Prompt :: For each line below, check whether "hint" is present. Report how many lines have it, nothing else.
━━ Records for the exercise
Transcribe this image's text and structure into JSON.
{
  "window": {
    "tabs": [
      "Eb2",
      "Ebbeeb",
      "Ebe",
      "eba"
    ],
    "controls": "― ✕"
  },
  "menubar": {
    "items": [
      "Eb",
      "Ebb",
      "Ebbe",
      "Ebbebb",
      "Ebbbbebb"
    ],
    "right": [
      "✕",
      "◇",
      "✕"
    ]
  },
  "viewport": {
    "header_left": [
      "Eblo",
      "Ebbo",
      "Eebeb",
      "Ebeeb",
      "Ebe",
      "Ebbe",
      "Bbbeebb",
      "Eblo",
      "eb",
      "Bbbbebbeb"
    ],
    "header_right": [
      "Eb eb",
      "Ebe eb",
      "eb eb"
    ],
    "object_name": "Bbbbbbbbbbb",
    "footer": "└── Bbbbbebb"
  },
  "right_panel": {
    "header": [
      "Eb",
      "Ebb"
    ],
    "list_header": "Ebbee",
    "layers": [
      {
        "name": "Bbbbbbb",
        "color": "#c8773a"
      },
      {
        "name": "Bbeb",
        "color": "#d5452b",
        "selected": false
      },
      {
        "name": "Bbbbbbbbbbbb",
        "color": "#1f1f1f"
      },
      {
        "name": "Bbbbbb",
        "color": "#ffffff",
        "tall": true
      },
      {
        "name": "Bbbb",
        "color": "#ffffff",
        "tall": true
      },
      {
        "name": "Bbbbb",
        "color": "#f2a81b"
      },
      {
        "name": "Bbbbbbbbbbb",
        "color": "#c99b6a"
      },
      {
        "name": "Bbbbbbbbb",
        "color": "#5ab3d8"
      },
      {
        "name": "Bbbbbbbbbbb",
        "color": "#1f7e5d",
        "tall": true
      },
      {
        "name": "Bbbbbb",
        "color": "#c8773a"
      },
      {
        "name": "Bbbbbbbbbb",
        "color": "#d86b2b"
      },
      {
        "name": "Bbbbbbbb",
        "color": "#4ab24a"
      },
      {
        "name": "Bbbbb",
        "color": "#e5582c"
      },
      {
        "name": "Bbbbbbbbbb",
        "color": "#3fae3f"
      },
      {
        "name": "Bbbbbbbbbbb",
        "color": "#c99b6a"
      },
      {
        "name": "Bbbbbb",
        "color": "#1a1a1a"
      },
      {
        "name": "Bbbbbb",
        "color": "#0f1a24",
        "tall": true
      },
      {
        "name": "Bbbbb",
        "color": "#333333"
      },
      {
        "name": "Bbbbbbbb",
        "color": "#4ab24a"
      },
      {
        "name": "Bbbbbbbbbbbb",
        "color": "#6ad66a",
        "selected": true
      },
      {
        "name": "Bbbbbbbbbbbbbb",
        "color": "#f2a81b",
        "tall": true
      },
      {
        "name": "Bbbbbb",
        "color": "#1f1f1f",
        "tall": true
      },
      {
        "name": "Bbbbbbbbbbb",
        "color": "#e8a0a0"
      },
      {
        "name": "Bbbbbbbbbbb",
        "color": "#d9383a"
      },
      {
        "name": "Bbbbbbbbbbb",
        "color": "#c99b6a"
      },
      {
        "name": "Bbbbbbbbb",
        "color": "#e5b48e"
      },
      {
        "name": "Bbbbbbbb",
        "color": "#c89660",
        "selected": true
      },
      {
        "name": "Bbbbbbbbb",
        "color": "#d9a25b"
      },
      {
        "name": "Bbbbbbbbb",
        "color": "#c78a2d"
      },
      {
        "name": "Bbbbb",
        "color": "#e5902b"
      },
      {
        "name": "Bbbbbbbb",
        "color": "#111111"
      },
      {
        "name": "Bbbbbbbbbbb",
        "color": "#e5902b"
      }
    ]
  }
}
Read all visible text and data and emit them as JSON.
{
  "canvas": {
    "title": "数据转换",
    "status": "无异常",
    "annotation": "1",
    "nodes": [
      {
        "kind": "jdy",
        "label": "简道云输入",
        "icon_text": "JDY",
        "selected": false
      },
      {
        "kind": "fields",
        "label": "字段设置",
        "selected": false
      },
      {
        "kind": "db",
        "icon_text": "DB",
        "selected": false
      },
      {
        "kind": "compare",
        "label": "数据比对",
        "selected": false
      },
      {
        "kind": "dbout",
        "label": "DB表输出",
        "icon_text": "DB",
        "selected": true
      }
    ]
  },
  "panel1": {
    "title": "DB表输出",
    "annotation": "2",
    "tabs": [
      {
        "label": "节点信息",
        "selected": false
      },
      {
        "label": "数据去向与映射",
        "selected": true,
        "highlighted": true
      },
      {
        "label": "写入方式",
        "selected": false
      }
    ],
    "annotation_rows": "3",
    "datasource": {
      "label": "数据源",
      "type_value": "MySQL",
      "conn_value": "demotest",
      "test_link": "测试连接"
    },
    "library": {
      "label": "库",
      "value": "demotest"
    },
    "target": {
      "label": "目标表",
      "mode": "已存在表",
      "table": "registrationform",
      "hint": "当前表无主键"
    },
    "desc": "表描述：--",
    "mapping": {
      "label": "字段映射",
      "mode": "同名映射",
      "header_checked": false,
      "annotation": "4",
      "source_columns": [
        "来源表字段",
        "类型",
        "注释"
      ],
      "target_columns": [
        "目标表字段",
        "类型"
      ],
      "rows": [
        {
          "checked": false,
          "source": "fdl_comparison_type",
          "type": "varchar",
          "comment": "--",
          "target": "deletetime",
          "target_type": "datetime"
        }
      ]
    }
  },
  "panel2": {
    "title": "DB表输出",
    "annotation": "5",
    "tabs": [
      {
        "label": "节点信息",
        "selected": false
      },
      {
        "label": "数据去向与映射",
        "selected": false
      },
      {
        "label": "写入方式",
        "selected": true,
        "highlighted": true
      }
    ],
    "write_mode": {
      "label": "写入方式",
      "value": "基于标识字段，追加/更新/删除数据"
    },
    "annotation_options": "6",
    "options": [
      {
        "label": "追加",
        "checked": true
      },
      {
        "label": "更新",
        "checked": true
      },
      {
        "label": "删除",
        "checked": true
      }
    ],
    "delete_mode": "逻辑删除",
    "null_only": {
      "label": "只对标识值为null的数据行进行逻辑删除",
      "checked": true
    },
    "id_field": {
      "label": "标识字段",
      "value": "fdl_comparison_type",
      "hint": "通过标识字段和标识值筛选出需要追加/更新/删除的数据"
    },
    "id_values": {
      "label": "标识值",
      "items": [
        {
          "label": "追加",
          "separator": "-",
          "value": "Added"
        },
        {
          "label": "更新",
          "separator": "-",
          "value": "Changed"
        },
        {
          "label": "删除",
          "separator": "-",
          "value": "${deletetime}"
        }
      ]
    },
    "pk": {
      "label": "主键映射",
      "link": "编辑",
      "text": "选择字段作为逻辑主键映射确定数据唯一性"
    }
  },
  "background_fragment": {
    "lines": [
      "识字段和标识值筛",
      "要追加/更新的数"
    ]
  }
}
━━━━
Solved problem :: 2